**** Information given
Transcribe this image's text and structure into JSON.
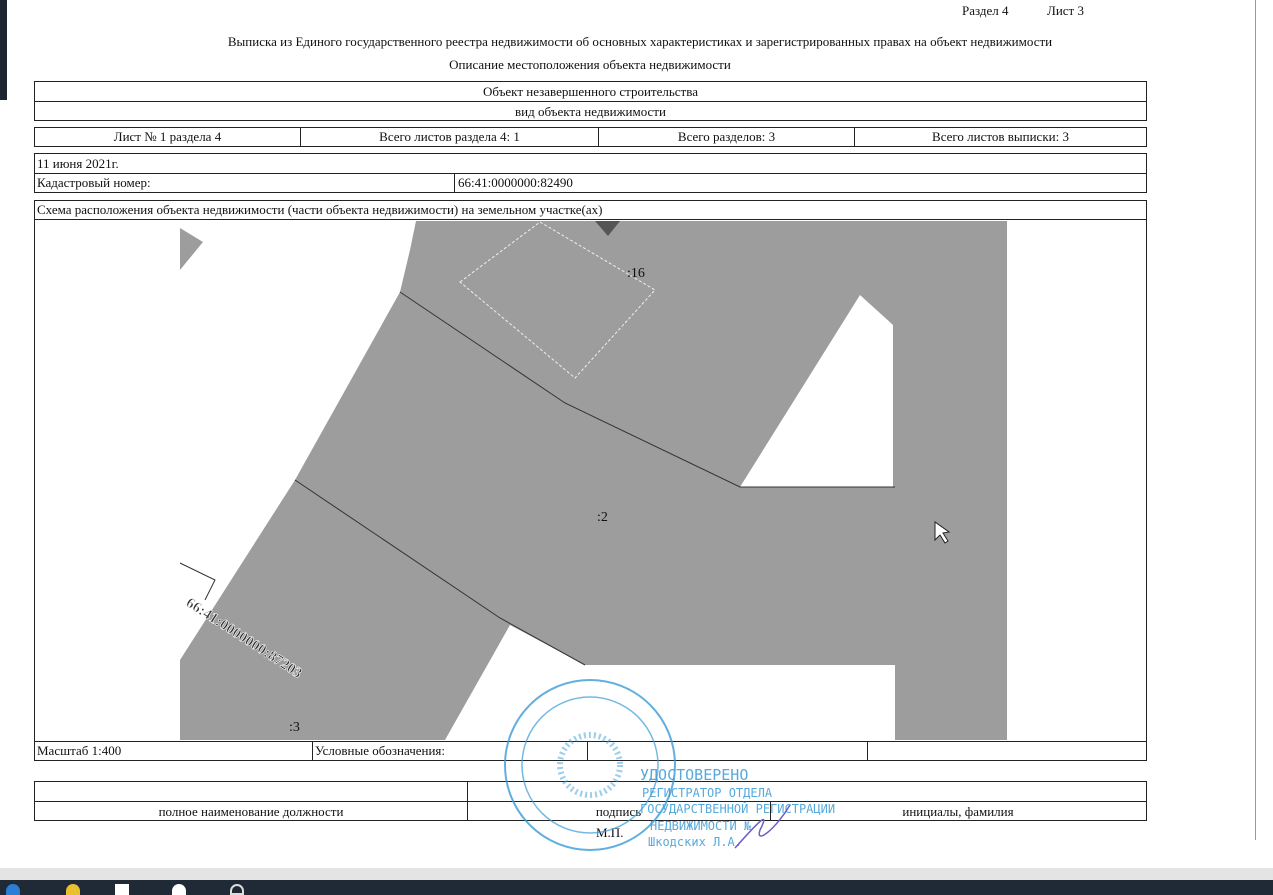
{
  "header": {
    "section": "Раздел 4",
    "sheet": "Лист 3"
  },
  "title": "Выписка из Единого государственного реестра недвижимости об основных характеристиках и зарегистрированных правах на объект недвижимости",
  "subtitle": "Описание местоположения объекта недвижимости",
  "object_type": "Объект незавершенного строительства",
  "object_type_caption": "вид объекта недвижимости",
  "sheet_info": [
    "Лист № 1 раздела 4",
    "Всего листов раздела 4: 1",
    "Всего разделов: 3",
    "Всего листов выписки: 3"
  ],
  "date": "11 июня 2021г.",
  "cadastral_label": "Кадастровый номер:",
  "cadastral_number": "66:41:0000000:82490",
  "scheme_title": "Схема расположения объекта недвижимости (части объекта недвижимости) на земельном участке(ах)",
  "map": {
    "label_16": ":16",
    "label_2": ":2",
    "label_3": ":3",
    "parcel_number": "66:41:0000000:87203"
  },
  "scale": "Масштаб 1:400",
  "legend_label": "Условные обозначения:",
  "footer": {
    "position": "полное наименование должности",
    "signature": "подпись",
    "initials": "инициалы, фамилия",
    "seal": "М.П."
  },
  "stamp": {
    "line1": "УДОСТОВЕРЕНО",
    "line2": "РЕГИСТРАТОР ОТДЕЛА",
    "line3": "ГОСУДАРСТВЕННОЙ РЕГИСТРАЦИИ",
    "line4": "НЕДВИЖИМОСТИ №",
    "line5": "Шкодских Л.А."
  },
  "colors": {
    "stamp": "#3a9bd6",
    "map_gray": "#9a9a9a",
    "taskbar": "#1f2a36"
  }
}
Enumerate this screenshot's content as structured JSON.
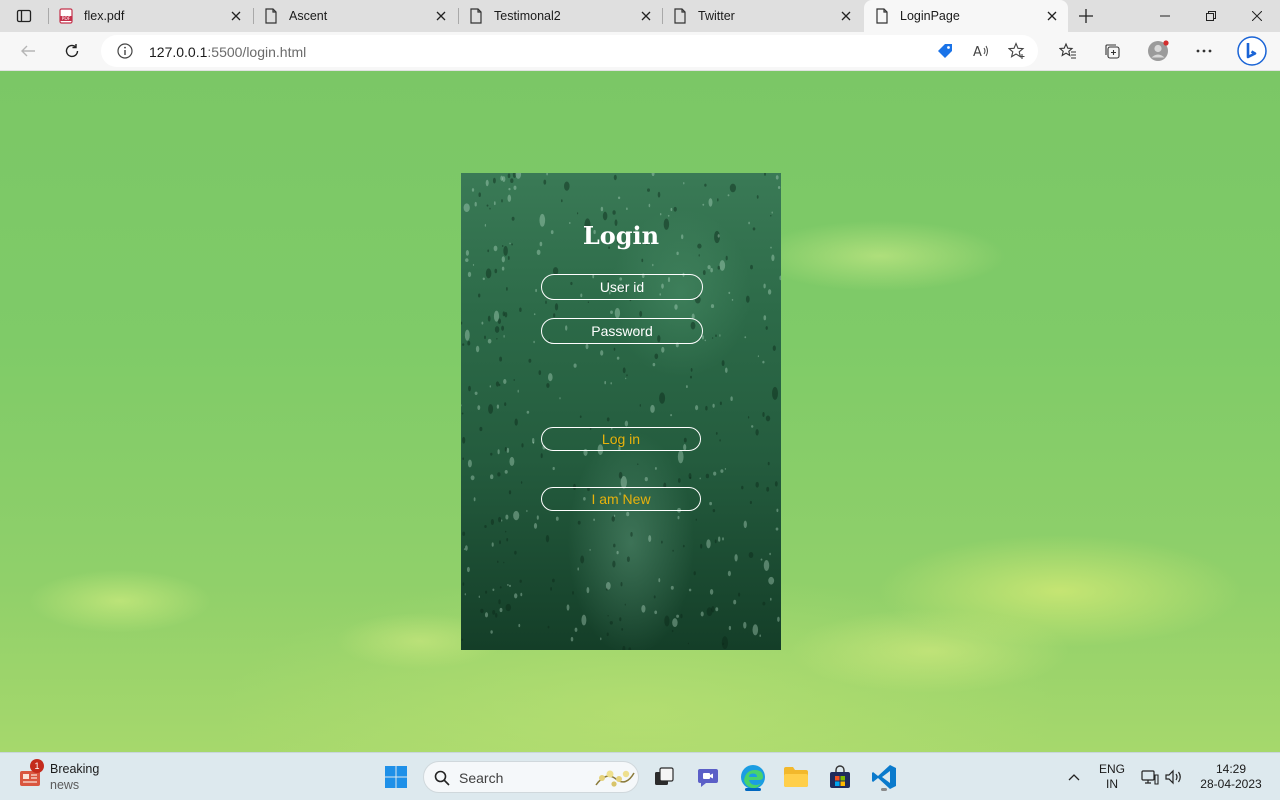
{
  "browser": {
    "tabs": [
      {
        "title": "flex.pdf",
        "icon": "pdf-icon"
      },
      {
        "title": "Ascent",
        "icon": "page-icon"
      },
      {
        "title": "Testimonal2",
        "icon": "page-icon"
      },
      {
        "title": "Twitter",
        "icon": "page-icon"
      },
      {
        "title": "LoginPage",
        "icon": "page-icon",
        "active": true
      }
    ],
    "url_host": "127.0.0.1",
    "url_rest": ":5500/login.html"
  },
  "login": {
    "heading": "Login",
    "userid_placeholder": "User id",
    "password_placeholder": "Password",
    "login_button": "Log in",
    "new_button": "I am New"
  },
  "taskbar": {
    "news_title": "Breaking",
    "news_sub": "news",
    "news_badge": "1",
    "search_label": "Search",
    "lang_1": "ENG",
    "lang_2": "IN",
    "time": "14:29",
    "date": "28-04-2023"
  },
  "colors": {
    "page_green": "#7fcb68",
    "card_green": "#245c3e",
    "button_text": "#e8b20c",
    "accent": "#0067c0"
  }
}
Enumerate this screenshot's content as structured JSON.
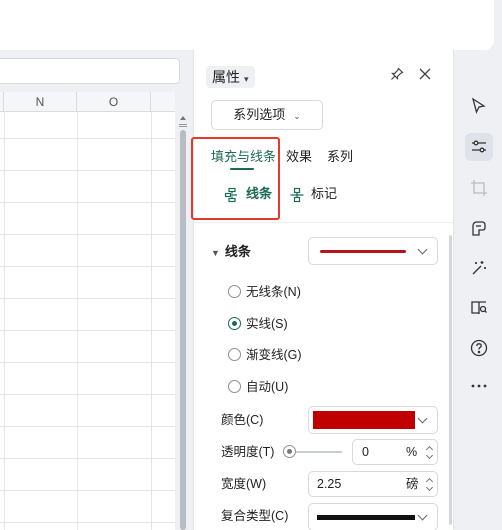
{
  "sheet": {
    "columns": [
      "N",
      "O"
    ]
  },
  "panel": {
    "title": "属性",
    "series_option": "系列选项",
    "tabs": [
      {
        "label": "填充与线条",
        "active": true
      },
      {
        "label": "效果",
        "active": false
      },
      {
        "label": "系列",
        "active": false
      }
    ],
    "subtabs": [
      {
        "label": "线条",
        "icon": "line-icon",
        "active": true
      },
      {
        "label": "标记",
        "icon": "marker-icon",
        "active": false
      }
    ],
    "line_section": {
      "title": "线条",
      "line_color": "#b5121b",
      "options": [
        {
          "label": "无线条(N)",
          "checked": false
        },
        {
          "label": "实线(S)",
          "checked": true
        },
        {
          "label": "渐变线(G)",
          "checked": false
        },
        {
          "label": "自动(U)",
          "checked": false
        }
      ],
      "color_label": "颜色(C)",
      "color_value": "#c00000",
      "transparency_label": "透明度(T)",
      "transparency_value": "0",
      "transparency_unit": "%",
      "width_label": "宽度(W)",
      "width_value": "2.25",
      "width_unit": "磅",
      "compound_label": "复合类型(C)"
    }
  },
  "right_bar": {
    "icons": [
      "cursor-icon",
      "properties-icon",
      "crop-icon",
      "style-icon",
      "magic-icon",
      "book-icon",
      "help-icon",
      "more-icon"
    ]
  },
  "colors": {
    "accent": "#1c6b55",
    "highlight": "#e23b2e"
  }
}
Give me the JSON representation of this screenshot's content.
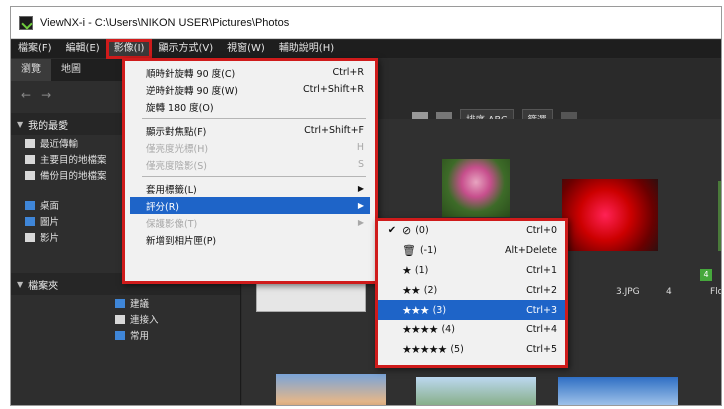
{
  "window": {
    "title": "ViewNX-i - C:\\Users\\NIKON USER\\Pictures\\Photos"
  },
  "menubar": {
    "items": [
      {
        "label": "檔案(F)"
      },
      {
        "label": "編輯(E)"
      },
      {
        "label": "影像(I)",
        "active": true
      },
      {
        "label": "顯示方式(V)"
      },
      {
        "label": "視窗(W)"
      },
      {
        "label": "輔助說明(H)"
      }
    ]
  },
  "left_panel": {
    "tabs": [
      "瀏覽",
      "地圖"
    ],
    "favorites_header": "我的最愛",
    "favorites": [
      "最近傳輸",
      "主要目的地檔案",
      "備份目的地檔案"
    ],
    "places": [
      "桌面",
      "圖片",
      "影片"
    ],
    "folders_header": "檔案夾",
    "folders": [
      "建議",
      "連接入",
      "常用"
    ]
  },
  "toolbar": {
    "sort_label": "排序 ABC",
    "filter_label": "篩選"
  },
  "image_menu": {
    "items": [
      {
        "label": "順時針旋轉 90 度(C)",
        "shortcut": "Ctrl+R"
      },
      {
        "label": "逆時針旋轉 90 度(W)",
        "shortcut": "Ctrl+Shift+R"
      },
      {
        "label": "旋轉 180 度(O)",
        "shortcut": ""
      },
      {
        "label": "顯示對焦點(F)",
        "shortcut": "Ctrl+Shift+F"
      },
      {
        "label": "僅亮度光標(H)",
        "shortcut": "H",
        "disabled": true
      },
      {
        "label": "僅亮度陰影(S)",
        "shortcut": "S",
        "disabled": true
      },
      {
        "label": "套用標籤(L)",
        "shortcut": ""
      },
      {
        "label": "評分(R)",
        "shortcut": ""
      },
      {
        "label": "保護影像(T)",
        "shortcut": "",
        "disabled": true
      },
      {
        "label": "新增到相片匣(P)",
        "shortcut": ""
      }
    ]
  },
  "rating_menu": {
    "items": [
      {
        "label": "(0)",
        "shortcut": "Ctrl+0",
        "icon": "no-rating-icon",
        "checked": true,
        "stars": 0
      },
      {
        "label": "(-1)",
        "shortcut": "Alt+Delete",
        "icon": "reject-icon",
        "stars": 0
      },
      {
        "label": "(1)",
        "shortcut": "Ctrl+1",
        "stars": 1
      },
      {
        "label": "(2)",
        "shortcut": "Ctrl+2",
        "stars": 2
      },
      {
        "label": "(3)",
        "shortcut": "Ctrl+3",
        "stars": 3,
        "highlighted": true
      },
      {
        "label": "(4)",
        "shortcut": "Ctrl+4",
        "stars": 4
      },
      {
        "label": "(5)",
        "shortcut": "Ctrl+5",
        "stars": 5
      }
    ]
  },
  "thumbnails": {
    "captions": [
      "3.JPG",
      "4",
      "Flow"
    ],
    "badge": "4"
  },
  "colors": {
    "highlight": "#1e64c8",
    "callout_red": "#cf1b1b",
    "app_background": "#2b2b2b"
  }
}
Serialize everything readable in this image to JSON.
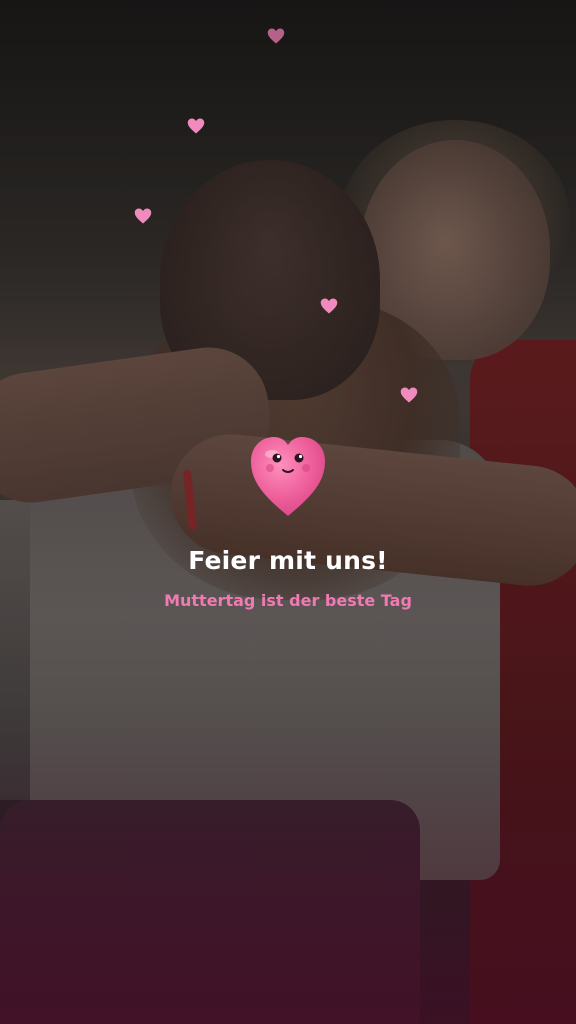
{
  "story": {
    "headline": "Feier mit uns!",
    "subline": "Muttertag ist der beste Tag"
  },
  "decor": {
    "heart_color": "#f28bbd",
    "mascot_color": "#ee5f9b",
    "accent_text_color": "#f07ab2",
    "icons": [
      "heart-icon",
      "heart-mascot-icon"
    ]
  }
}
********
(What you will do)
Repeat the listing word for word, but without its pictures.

(Problem solution)
Transcribe this image's text and structure into JSON.
{
  "header": {
    "section": "Раздел 4",
    "sheet": "Лист 3"
  },
  "title": "Выписка из Единого государственного реестра недвижимости об основных характеристиках и зарегистрированных правах на объект недвижимости",
  "subtitle": "Описание местоположения объекта недвижимости",
  "object_type": "Объект незавершенного строительства",
  "object_type_caption": "вид объекта недвижимости",
  "sheet_info": [
    "Лист № 1 раздела 4",
    "Всего листов раздела 4: 1",
    "Всего разделов: 3",
    "Всего листов выписки: 3"
  ],
  "date": "11 июня 2021г.",
  "cadastral_label": "Кадастровый номер:",
  "cadastral_number": "66:41:0000000:82490",
  "scheme_title": "Схема расположения объекта недвижимости (части объекта недвижимости) на земельном участке(ах)",
  "map": {
    "label_16": ":16",
    "label_2": ":2",
    "label_3": ":3",
    "parcel_number": "66:41:0000000:87203"
  },
  "scale": "Масштаб 1:400",
  "legend_label": "Условные обозначения:",
  "footer": {
    "position": "полное наименование должности",
    "signature": "подпись",
    "initials": "инициалы, фамилия",
    "seal": "М.П."
  },
  "stamp": {
    "line1": "УДОСТОВЕРЕНО",
    "line2": "РЕГИСТРАТОР ОТДЕЛА",
    "line3": "ГОСУДАРСТВЕННОЙ РЕГИСТРАЦИИ",
    "line4": "НЕДВИЖИМОСТИ №",
    "line5": "Шкодских Л.А."
  },
  "colors": {
    "stamp": "#3a9bd6",
    "map_gray": "#9a9a9a",
    "taskbar": "#1f2a36"
  }
}
Enumerate this screenshot's content as structured JSON.
{
  "browser": {
    "tabs": [
      {
        "title": "flex.pdf",
        "icon": "pdf-icon"
      },
      {
        "title": "Ascent",
        "icon": "page-icon"
      },
      {
        "title": "Testimonal2",
        "icon": "page-icon"
      },
      {
        "title": "Twitter",
        "icon": "page-icon"
      },
      {
        "title": "LoginPage",
        "icon": "page-icon",
        "active": true
      }
    ],
    "url_host": "127.0.0.1",
    "url_rest": ":5500/login.html"
  },
  "login": {
    "heading": "Login",
    "userid_placeholder": "User id",
    "password_placeholder": "Password",
    "login_button": "Log in",
    "new_button": "I am New"
  },
  "taskbar": {
    "news_title": "Breaking",
    "news_sub": "news",
    "news_badge": "1",
    "search_label": "Search",
    "lang_1": "ENG",
    "lang_2": "IN",
    "time": "14:29",
    "date": "28-04-2023"
  },
  "colors": {
    "page_green": "#7fcb68",
    "card_green": "#245c3e",
    "button_text": "#e8b20c",
    "accent": "#0067c0"
  }
}
Enumerate this screenshot's content as structured JSON.
{
  "sheet": {
    "columns": [
      "N",
      "O"
    ]
  },
  "panel": {
    "title": "属性",
    "series_option": "系列选项",
    "tabs": [
      {
        "label": "填充与线条",
        "active": true
      },
      {
        "label": "效果",
        "active": false
      },
      {
        "label": "系列",
        "active": false
      }
    ],
    "subtabs": [
      {
        "label": "线条",
        "icon": "line-icon",
        "active": true
      },
      {
        "label": "标记",
        "icon": "marker-icon",
        "active": false
      }
    ],
    "line_section": {
      "title": "线条",
      "line_color": "#b5121b",
      "options": [
        {
          "label": "无线条(N)",
          "checked": false
        },
        {
          "label": "实线(S)",
          "checked": true
        },
        {
          "label": "渐变线(G)",
          "checked": false
        },
        {
          "label": "自动(U)",
          "checked": false
        }
      ],
      "color_label": "颜色(C)",
      "color_value": "#c00000",
      "transparency_label": "透明度(T)",
      "transparency_value": "0",
      "transparency_unit": "%",
      "width_label": "宽度(W)",
      "width_value": "2.25",
      "width_unit": "磅",
      "compound_label": "复合类型(C)"
    }
  },
  "right_bar": {
    "icons": [
      "cursor-icon",
      "properties-icon",
      "crop-icon",
      "style-icon",
      "magic-icon",
      "book-icon",
      "help-icon",
      "more-icon"
    ]
  },
  "colors": {
    "accent": "#1c6b55",
    "highlight": "#e23b2e"
  }
}
Give me the JSON representation of this screenshot's content.
{
  "window": {
    "title": "ViewNX-i - C:\\Users\\NIKON USER\\Pictures\\Photos"
  },
  "menubar": {
    "items": [
      {
        "label": "檔案(F)"
      },
      {
        "label": "編輯(E)"
      },
      {
        "label": "影像(I)",
        "active": true
      },
      {
        "label": "顯示方式(V)"
      },
      {
        "label": "視窗(W)"
      },
      {
        "label": "輔助說明(H)"
      }
    ]
  },
  "left_panel": {
    "tabs": [
      "瀏覽",
      "地圖"
    ],
    "favorites_header": "我的最愛",
    "favorites": [
      "最近傳輸",
      "主要目的地檔案",
      "備份目的地檔案"
    ],
    "places": [
      "桌面",
      "圖片",
      "影片"
    ],
    "folders_header": "檔案夾",
    "folders": [
      "建議",
      "連接入",
      "常用"
    ]
  },
  "toolbar": {
    "sort_label": "排序 ABC",
    "filter_label": "篩選"
  },
  "image_menu": {
    "items": [
      {
        "label": "順時針旋轉 90 度(C)",
        "shortcut": "Ctrl+R"
      },
      {
        "label": "逆時針旋轉 90 度(W)",
        "shortcut": "Ctrl+Shift+R"
      },
      {
        "label": "旋轉 180 度(O)",
        "shortcut": ""
      },
      {
        "label": "顯示對焦點(F)",
        "shortcut": "Ctrl+Shift+F"
      },
      {
        "label": "僅亮度光標(H)",
        "shortcut": "H",
        "disabled": true
      },
      {
        "label": "僅亮度陰影(S)",
        "shortcut": "S",
        "disabled": true
      },
      {
        "label": "套用標籤(L)",
        "shortcut": ""
      },
      {
        "label": "評分(R)",
        "shortcut": ""
      },
      {
        "label": "保護影像(T)",
        "shortcut": "",
        "disabled": true
      },
      {
        "label": "新增到相片匣(P)",
        "shortcut": ""
      }
    ]
  },
  "rating_menu": {
    "items": [
      {
        "label": "(0)",
        "shortcut": "Ctrl+0",
        "icon": "no-rating-icon",
        "checked": true,
        "stars": 0
      },
      {
        "label": "(-1)",
        "shortcut": "Alt+Delete",
        "icon": "reject-icon",
        "stars": 0
      },
      {
        "label": "(1)",
        "shortcut": "Ctrl+1",
        "stars": 1
      },
      {
        "label": "(2)",
        "shortcut": "Ctrl+2",
        "stars": 2
      },
      {
        "label": "(3)",
        "shortcut": "Ctrl+3",
        "stars": 3,
        "highlighted": true
      },
      {
        "label": "(4)",
        "shortcut": "Ctrl+4",
        "stars": 4
      },
      {
        "label": "(5)",
        "shortcut": "Ctrl+5",
        "stars": 5
      }
    ]
  },
  "thumbnails": {
    "captions": [
      "3.JPG",
      "4",
      "Flow"
    ],
    "badge": "4"
  },
  "colors": {
    "highlight": "#1e64c8",
    "callout_red": "#cf1b1b",
    "app_background": "#2b2b2b"
  }
}
Serialize everything readable in this image to JSON.
{
  "story": {
    "headline": "Feier mit uns!",
    "subline": "Muttertag ist der beste Tag"
  },
  "decor": {
    "heart_color": "#f28bbd",
    "mascot_color": "#ee5f9b",
    "accent_text_color": "#f07ab2",
    "icons": [
      "heart-icon",
      "heart-mascot-icon"
    ]
  }
}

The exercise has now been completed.